(Creative Cloud) Embedded meshes, even compressed ones, increase file size.
You can choose to show only the active layer in the preview image, or you can show additional layers in the preview image as a backdrop. Using the Mode options, you can position the backdrop in front of or behind the active layer to keep track of your changes, or to line up a distortion with another distortion made in a different layer.
Only the active layer is distorted, even if other layers are displayed.
Showing the backdrop
Select Show Backdrop, and then choose Background from the Use menu and an option from the Mode menu.
Showing changes to the target layer without showing the backdrop
Select All Layers from the Use menu. Setting the Opacity to 0 shows only the target layer with the full effects of the Liquify filter. Setting the Opacity to a higher value shows less of the Liquify filter’s effect on the target layer.
Changing the blending between the target layer and the backdrop
Specify a Opacity value.
Determining how the target layer and the backdrop are combined in the image preview
Choose an option from the Mode menu.
Hiding the backdrop
Deselect Show Backdrop in the View Options area of the dialog box.
After you distort the preview image, you can use a variety of controls and reconstruction modes to reverse changes or redo the changes in new ways. Reconstructions can be applied two ways. You can apply a reconstruction to the entire image, smoothing out the distortion in unfrozen areas, or you can use the reconstruction tool to reconstruct specific areas. If you want to prevent reconstruction of distorted areas, you can use the Freeze Mask tool.
A. Original image B. Distorted with frozen areas C. Reconstructed in Rigid mode (using button) D. Thawed, edges reconstructed in Smooth mode (using tool)

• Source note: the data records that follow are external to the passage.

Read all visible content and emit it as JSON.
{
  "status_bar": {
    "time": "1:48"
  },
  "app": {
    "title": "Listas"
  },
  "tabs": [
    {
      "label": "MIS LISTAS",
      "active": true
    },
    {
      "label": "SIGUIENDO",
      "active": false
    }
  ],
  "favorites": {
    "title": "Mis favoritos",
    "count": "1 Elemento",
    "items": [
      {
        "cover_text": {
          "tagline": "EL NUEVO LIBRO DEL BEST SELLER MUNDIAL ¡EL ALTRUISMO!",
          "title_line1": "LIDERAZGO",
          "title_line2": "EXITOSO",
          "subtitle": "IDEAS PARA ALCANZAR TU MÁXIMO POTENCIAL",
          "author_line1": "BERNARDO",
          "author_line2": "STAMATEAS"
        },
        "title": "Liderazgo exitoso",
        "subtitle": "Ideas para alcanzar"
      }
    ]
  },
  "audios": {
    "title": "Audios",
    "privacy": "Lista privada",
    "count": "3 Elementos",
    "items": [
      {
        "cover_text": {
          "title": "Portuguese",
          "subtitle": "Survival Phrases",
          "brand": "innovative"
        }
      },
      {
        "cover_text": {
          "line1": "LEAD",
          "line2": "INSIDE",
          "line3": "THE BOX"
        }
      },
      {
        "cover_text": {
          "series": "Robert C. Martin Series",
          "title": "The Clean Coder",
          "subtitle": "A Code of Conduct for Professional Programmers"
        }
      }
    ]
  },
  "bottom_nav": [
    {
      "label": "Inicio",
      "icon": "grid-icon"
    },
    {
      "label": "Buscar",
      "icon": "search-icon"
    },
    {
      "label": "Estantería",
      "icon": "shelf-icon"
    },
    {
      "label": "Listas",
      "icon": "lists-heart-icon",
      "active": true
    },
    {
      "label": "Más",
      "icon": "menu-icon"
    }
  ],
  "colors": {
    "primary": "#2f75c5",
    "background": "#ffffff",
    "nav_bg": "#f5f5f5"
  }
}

Click Reconstruct in the Reconstruct Options area of the dialog box. Then, in the Revert Reconstruction dialog box, specify an amount and click OK.